    Is there another unity thesis that’s not so implausible on its face but still gives rise to the challenge you describe?

  24. Yes, sorry, I’ve been very sloppy in my characterization of these hypothetical people who make children’s films – this is a relic of it having been a joke originally. (ii) and (iii) are both fine as glosses of what I had in mind with Diotima, Moore, Shaftesbury, etc. (again though, I’m no expert) although I think we maybe want to add the clarification that aesthetic and moral value are not different kinds of value, but rather two aspects of value tout court. I don’t know if that sounds like (i) to you or not – I think they’re distinct, but whatever.

    In any case, (ii) and (iii) don’t entail that beautiful people are good in every other way or that ugly people are bad in every other way. The thought was just that the villains in the movies are PURELY bad and the heroes PURELY good, so if we’re giving them all the OTHER properties that fit their type, we’d better make them beautiful/ugly according to how good/bad they are.

    I am now starting to worry that whatever the unity thesis is, it’s not what I had in mind. I had in mind (ii) and (iii) as implication of the clarification I noted above. But, if those sound implausible to you, then probably I’ve mischaracterized the unity thesis, at least insofar as I’m right to attribute it to Diotima, Moore, Shaftesbury, and probably others. Let’s stick with Moore since I can track down the passage I’m thinking of (the SEP cites it):

    “It appears probable that the beautiful should be defined as that of which the admiring contemplation is good in itself. That is to say: To assert that a thing is beautiful is to assert that the cognition of it is an essential element in one of the intrinsically valuable wholes we have been discussing; so that the question, whether it is truly beautiful or not, depends upon the objective question whether the whole in question is or is not truly good, and does not depend upon the question whether it would or would not excite particular feelings in particular persons. This definition has the double recommendation that it accounts both for the apparent connection between goodness and beauty and for the no less apparent difference between these two conceptions. It appears, at first sight, to be a strange coincidence, that there should be
    two different objective predicates of value, good and beautiful, which are nevertheless so related to one another that whatever is beautiful is also good. But, if our definition be correct, the strangeness disappears; since it leaves only one unanalysable predicate of value, namely good, while beautiful, though not identical with, is to be defined by reference to this, being thus, at the same time, different from and necessarily connected with it.” (From section 121 of the Principia Ethica, I think – I no longer own any books so I’m citing a rather lackluster PDF copy.)

    And of course that “one unanalysable predicate of value” is the good involved in moral good, too (hence the open question argument and so forth). I was taking this to be the unity thesis, and also thinking that on the basis of this we can conclude (ii) and (iii), but it sounds like those strike you as wrong enough that we wouldn’t want to attribute them to Moore?

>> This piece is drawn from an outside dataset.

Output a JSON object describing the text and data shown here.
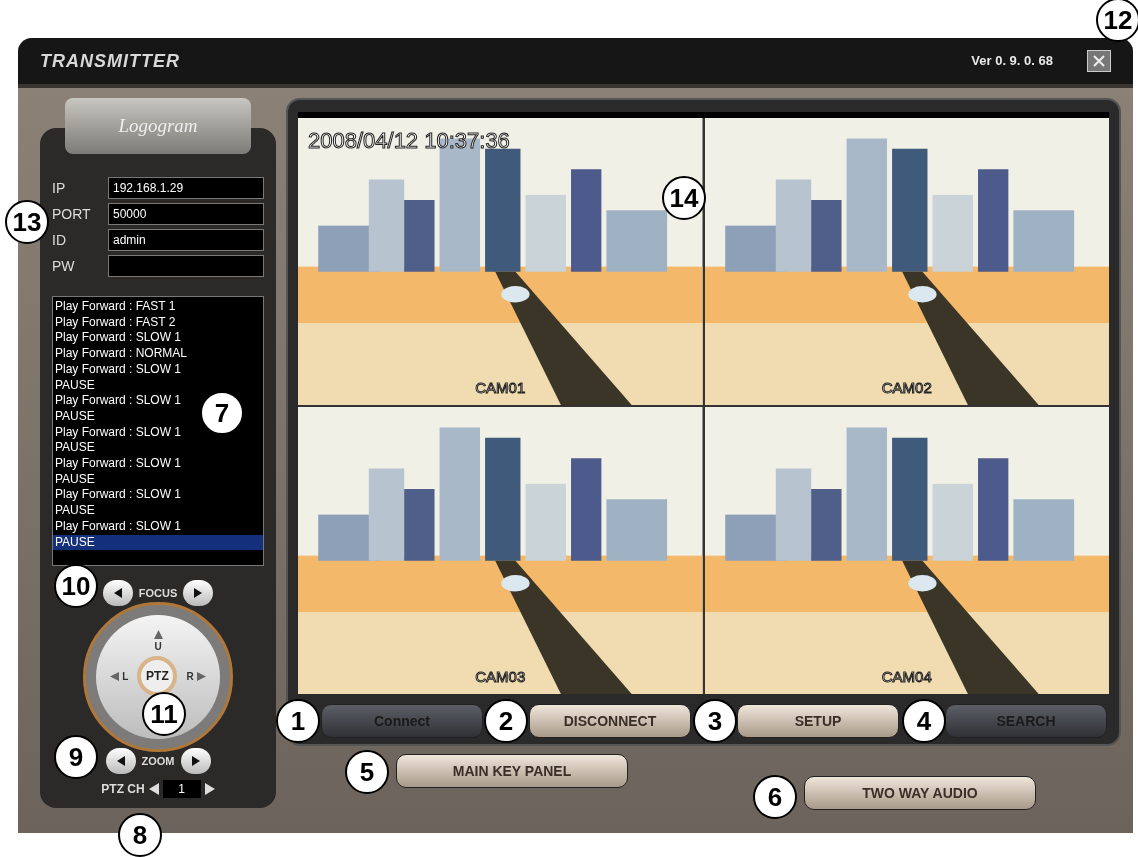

  25. David Duffy says:

    Hi Louise.
    “aesthetic judgements can change over time [and] tracks…change in affective responses”

    I have a distinct sense-memory of first hearing the Beatles as a kid that includes the _sensation_ of it being jangly and discordant. I (and others) have similar experiences when listening to one style of music immediately after other styles. But I would concur with you that “fast” moral judgements may not be always dissociable into rational and emotional (priming etc experiments).